Concerning Hymenaeus and Alexander, the word used for their rejection of conscience means to push something or someone away, to repudiate. It implies a violent and deliberate rejection. Having done this to their conscience, they have shipwrecked their faith. Conversely, it is precisely by preserving a good conscience that Timothy will be able to keep the faith. Thus belief and behavior, conviction and conscience, the intellectual and the moral, are closely linked. This is because Godís truth contains ethical demands. As Jesus said, if anyone chooses to do Godís will, he will find out (or know) whether my teaching comes from God [John 7:17]. In other words, doing is the key to discovering, obedience the key to assurance. By contrast, it is when people are determined to live in unrighteousness that they suppress the truth. So if we disregard the voice of conscience, allowing sin to remain unconfessed and unforsaken, our faith will not long survive. Anybody whose conscience has been so manipulated as to be rendered insensitive is in a very dangerous condition, wide open to the deceptions of the devil [4:1-2]. A bad conscience is the mother of all heresies, wrote Calvin.

 

Whom I have handed over to Satan [20] has at least two possible interpretations. First, it may refer to some illness or physical disability Satan is allowed to inflict on evildoers.

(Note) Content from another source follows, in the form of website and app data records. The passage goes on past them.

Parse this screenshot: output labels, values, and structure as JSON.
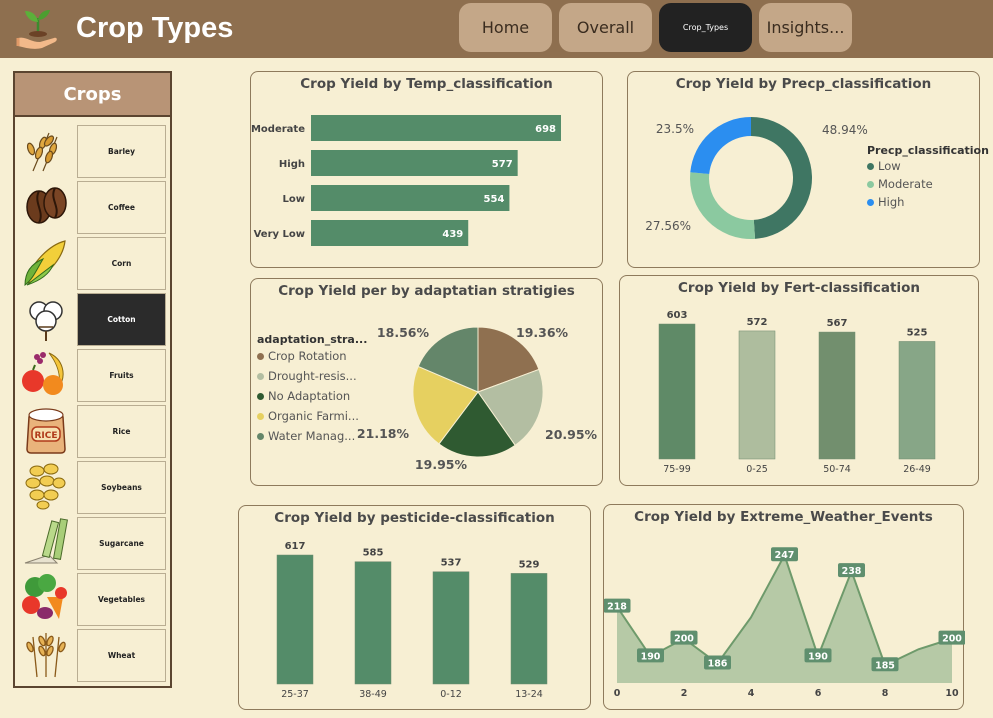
{
  "header": {
    "title": "Crop Types",
    "nav": [
      {
        "label": "Home"
      },
      {
        "label": "Overall"
      },
      {
        "label": "Crop_Types"
      },
      {
        "label": "Insights..."
      }
    ]
  },
  "crops": {
    "title": "Crops",
    "items": [
      {
        "label": "Barley",
        "icon": "barley-icon"
      },
      {
        "label": "Coffee",
        "icon": "coffee-bean-icon"
      },
      {
        "label": "Corn",
        "icon": "corn-icon"
      },
      {
        "label": "Cotton",
        "icon": "cotton-icon"
      },
      {
        "label": "Fruits",
        "icon": "fruits-icon"
      },
      {
        "label": "Rice",
        "icon": "rice-bag-icon"
      },
      {
        "label": "Soybeans",
        "icon": "soybeans-icon"
      },
      {
        "label": "Sugarcane",
        "icon": "sugarcane-icon"
      },
      {
        "label": "Vegetables",
        "icon": "vegetables-icon"
      },
      {
        "label": "Wheat",
        "icon": "wheat-icon"
      }
    ],
    "selected": "Cotton"
  },
  "chart_data": [
    {
      "type": "bar",
      "orientation": "horizontal",
      "title": "Crop Yield by Temp_classification",
      "categories": [
        "Moderate",
        "High",
        "Low",
        "Very Low"
      ],
      "values": [
        698,
        577,
        554,
        439
      ],
      "color": "#548c69"
    },
    {
      "type": "pie",
      "variant": "donut",
      "title": "Crop Yield by Precp_classification",
      "legend_title": "Precp_classification",
      "legend_position": "right",
      "categories": [
        "Low",
        "Moderate",
        "High"
      ],
      "values": [
        48.94,
        27.56,
        23.5
      ],
      "labels": [
        "48.94%",
        "27.56%",
        "23.5%"
      ],
      "colors": [
        "#3f7663",
        "#8bc9a0",
        "#2b8ef0"
      ]
    },
    {
      "type": "pie",
      "title": "Crop Yield per by adaptatian stratigies",
      "legend_title": "adaptation_stra...",
      "legend_position": "left",
      "categories": [
        "Crop Rotation",
        "Drought-resis...",
        "No Adaptation",
        "Organic Farmi...",
        "Water Manag..."
      ],
      "values": [
        19.36,
        20.95,
        19.95,
        21.18,
        18.56
      ],
      "labels": [
        "19.36%",
        "20.95%",
        "19.95%",
        "21.18%",
        "18.56%"
      ],
      "colors": [
        "#8f7050",
        "#b3bea2",
        "#2f5a31",
        "#e6d060",
        "#64866a"
      ]
    },
    {
      "type": "bar",
      "title": "Crop Yield by Fert-classification",
      "categories": [
        "75-99",
        "0-25",
        "50-74",
        "26-49"
      ],
      "values": [
        603,
        572,
        567,
        525
      ],
      "colors": [
        "#5f8a67",
        "#aebd9e",
        "#728f6e",
        "#87a687"
      ]
    },
    {
      "type": "bar",
      "title": "Crop Yield by pesticide-classification",
      "categories": [
        "25-37",
        "38-49",
        "0-12",
        "13-24"
      ],
      "values": [
        617,
        585,
        537,
        529
      ],
      "color": "#548c69"
    },
    {
      "type": "area",
      "title": "Crop Yield by Extreme_Weather_Events",
      "x": [
        0,
        1,
        2,
        3,
        4,
        5,
        6,
        7,
        8,
        9,
        10
      ],
      "y": [
        218,
        190,
        200,
        186,
        212,
        247,
        190,
        238,
        185,
        194,
        200
      ],
      "labeled_points": [
        0,
        1,
        2,
        3,
        5,
        6,
        7,
        8,
        10
      ],
      "x_ticks": [
        "0",
        "2",
        "4",
        "6",
        "8",
        "10"
      ],
      "color": "#6e9a6b"
    }
  ]
}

Second, it may be used as a semitechnical phrase that regards life in the church as the sphere of the Spirit and life outside the church as the sphere of Satan. Paul may have been saying that he had removed the offenders from the fellowship of the church and placed them in Satanís realm, where they would experience his malice. This seems the more likely interpretation. The purpose of handing them over to Satan was not merely punitive but chiefly corrective or formative in purpose. Paul hoped that Satanís affliction of the troublemakers would teach them not to insult the Lord by their words and deeds. It is instructive to study the context of 1 Cor. 5:5 in which Paul also spoke of handing a sinner over to Satan.

Summary In this first chapter, which concerns the place of doctrine in the local church, Paul gives valuable instruction about false teaching. Its essential nature is that it is a deviation from revealed truth. Its damaging results are that it replaces faith with speculation and love with dissension. Its fundamental cause is the rejection of a good conscience before God. Paulís words are helpful at three points of application. First, in verses 3-11 Paul warned against the false doctrine permeating Ephesus. He accused the heretics of not properly understanding and using the law. His words show the importance of having a theological understanding of the gospel. Second, in 12-17 Paul refreshingly recounted his conversion experience. We must never move beyond the excitement and joy our conversion generates in us. Third, in 18-20 Paul was reminding Timothy of truths that he had previously heard. Much Christian communication consists not of bringing new ideas forward but of recounting tested, tried principles which we often forget or neglect.

 

Questions for Discussion:

 

1.††† How can we distinguish between false teaching and true teaching? How do you decide if some teaching is speculation or if it is furthering the work or plan of God? What two practical tests does Paul give us to apply to all teaching?

 

2.††† Why does Paul list these three ingredients as necessary for genuine love in verse 5? How does each ingredient contribute to genuine love?

 

3.††† Why does Paul emphasize the qualities of faith and a good conscience in order to fight the good fight [18-19]?

 

References:

1 Timothy, Thomas Lea, NAC, Broadman.

The Message of 1 Timothy, John Stott, InterVarsity Press.